Jeffrey S. Graham, Partner
Borden Ladner Gervais LLP
Professional qualifications. Lawyer, Canada and the United States of America
Areas of practice. Life sciences; biotech; pharmaceutical law.
Non-professional qualifications. BComm. (Honours Economics), McGill University; BCL and LLB, McGill University; LLB, Cambridge University; LLM, Columbia University
- Acts for life science companies in commercial negotiations, including financial and commercial transactions including research and development, manufacturing and licensing.
- Assists pharmaceutical clients in the listing of products in provincial drug plans, including negotiating with drug plans and advising on types of formulary listings.
- Acts for clients in the promotion and distribution of food, drug and natural health products and medical devices, including advising on the appropriate structure for the transaction.
- Provides advice on Codes of Conduct applicable to manufacturers, distributors and healthcare professionals.
- Advises on good manufacturing practice (GMP) requirements and procedures relating to the production of food, drug and natural health products and medical devices.
- Advises clients in crises, such as recalls of defective or non-compliant products, food contamination, food tampering, fraud on the regulator, diversion of samples, diversion of product to unauthorised purchasers, illegal promotion and counterfeit products.
- Guides clients through the regulatory approval processes with Health Canada, CFIA and CPMA and PMPRB and provincial regulatory agencies.
- Provides assessments and strategic advice on potential challenges to legislative and regulatory changes.
Languages. English, French
- Member of the Law Society of Upper Canada.
- Member of the Bar of Ontario.
- Member of the Bar of District of Columbia.
- A New Heath Care Model, National Post (14 August 2015), Jeffrey Graham (Toronto) (Co-Author).
- Canadian Food and Drug Legislation and Commentary, LexisNexis, Jeffrey Graham (General Co-Editor) 2014/2015.

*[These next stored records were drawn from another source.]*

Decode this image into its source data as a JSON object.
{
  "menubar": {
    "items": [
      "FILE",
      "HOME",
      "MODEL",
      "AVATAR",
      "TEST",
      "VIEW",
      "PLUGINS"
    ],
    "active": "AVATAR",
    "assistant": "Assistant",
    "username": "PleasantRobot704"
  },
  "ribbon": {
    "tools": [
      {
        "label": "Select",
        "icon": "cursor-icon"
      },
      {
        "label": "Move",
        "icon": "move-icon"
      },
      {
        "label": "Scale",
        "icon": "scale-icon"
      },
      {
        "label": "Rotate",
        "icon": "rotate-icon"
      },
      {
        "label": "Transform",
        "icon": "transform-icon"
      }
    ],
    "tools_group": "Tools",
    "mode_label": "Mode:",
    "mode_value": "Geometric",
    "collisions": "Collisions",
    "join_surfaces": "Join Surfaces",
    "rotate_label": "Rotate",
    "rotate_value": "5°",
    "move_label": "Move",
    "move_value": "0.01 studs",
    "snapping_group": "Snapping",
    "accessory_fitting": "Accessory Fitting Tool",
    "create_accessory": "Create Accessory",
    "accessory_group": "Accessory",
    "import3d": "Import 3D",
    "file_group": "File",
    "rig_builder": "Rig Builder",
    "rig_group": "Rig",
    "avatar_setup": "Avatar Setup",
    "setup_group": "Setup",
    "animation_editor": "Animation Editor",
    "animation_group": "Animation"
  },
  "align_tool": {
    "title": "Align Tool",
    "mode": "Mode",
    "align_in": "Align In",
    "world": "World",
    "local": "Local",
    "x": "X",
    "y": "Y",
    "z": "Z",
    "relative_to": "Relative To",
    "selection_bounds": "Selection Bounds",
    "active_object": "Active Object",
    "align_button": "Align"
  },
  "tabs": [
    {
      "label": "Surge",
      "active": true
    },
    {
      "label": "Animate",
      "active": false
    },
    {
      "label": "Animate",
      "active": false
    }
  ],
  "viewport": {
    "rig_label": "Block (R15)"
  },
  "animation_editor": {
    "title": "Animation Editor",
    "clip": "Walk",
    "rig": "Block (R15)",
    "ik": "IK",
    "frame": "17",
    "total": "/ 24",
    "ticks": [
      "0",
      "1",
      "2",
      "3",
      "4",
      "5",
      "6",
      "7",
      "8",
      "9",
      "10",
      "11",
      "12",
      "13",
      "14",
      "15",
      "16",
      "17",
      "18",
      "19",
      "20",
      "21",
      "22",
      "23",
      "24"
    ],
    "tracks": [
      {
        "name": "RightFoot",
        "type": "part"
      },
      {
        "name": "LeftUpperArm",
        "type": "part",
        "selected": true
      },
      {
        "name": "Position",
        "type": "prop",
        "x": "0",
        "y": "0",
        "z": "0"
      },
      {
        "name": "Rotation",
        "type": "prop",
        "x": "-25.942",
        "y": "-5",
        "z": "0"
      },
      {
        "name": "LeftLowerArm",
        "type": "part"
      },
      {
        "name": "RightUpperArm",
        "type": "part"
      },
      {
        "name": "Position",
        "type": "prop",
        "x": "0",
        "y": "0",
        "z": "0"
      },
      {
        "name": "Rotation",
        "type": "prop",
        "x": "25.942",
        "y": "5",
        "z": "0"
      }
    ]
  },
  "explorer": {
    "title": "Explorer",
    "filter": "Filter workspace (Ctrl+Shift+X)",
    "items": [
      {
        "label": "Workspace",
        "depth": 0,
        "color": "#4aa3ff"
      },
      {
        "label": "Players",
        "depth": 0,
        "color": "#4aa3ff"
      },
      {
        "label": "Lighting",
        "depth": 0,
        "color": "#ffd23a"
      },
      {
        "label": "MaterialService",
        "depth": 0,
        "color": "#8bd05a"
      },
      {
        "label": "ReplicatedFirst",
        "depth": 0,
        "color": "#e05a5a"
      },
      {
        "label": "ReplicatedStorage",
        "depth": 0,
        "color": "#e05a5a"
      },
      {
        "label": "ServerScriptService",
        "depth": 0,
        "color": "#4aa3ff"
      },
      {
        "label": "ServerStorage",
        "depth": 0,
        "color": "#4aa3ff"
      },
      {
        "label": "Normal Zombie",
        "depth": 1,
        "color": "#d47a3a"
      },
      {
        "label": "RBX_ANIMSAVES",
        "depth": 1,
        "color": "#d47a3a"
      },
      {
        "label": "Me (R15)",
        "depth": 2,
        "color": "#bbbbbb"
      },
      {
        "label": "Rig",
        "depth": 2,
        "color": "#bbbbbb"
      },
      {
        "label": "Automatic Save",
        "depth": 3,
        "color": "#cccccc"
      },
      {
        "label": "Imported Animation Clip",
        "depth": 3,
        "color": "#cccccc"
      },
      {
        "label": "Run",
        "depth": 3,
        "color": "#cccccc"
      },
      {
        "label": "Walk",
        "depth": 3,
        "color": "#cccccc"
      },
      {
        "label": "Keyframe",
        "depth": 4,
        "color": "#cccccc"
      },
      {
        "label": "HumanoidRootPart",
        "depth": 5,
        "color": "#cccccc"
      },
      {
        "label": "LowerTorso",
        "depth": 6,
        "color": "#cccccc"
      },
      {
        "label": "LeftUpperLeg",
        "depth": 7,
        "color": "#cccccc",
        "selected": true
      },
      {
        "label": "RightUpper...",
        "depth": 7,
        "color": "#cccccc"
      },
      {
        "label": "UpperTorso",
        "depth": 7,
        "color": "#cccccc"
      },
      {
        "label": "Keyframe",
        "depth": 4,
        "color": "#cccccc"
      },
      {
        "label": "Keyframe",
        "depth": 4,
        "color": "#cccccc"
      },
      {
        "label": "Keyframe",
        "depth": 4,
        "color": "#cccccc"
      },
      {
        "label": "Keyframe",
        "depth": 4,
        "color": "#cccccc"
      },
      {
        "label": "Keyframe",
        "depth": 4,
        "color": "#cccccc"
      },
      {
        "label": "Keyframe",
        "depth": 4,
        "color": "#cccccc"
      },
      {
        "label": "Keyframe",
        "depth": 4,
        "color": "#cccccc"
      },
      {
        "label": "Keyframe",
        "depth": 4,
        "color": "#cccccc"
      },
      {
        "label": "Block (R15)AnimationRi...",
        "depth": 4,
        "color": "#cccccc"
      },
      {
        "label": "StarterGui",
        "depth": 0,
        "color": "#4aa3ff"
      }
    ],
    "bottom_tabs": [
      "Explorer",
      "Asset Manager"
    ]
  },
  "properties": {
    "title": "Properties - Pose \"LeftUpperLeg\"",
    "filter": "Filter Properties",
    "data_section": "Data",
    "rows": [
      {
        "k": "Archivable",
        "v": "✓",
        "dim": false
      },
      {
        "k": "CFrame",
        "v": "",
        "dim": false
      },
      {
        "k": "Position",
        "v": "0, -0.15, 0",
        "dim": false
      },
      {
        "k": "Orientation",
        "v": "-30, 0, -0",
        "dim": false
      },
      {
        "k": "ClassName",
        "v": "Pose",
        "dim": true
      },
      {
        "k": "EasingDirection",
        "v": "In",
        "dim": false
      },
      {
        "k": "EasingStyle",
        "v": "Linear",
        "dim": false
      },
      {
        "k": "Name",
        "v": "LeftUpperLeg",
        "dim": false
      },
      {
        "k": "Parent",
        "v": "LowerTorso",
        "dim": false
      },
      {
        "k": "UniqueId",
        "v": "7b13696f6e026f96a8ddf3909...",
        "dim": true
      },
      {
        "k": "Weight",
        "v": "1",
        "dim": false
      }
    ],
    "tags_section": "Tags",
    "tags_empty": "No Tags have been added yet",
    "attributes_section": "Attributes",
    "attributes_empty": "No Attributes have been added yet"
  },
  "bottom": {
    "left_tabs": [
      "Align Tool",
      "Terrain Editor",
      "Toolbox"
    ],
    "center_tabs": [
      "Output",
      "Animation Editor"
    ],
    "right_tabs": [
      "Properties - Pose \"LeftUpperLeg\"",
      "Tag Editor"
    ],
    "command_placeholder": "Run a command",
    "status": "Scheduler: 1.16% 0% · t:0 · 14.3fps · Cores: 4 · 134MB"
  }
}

- Protecting Canadians From Unsafe Drugs Act (Vanessa's Law), Contact Canada, Jeffrey Graham (Author) 2014.
- Commercialisation of Healthcare, Jurisdictional Comparisons, Thomson Reuters, European Lawyer Reference, Jeffrey Graham (Co-Editor and Author of Canada Chapter), 2013.
- Espionage: A Legal Perspective, BIO Business (September/October 2011), Jeffrey Graham (Co-Author).
- The 2011-2012 Biotechnology Public Policy Agenda, Biotechnology Focus (September/October 2011), Jeffrey Graham (Author).
- Commercialisation of biotechnology in Canada, Biotechnology Focus (July/August 2011), Jeff Graham (Author).
- The PMPRB - Jurisdictions and the Courts, Contact Canada (November 2010), Jeffrey Graham (Co-Author).
- Our medicine review board is broken: The government should undertake a comprehensive review of the Patented Medicine Review Board, National Post (12 August 2009), Jeffrey Graham (Co-Author).
- Government of Canada proposes to update regulatory framework for National Health Products, Contact Canada (NHP Directory 2008), Jeffrey Graham (Author).
- End ad paternalism: Patients who can research their conditions on the Web consider outdated laws that direct drug ads only to doctors, National Post (17 April 2008), Jeffrey Graham (Author).
- Medicare myths: Canada's healthcare system must be reformed to meet the needs of a changing world, National Post (14 September 2007), Jeff Graham (Author).
- Ontario bill shackles brand-name drug makers, National Post (27 May 2006), Jeffrey Graham (Toronto) (Co-Author).
- Recent Developments of Importance, 2006 Lexpert Directory - ALM Top 500 Guide, Jeffrey Graham (Co-Author).
- The Regulation of Stem Cell Research in Canada, Biotechnology Focus (January, 2004), Jeffrey Graham (Co-Author).
- Mergers and Acquisitions: Transactions with the North American Biotechnology Sector, 2004 Lexpert/American Lawyer Media, Jeffrey Graham (Co-Author).
- Carefully negotiated agreements can increase the potential for success, BioCanada June 2002, Jeffrey Graham (Co-Author).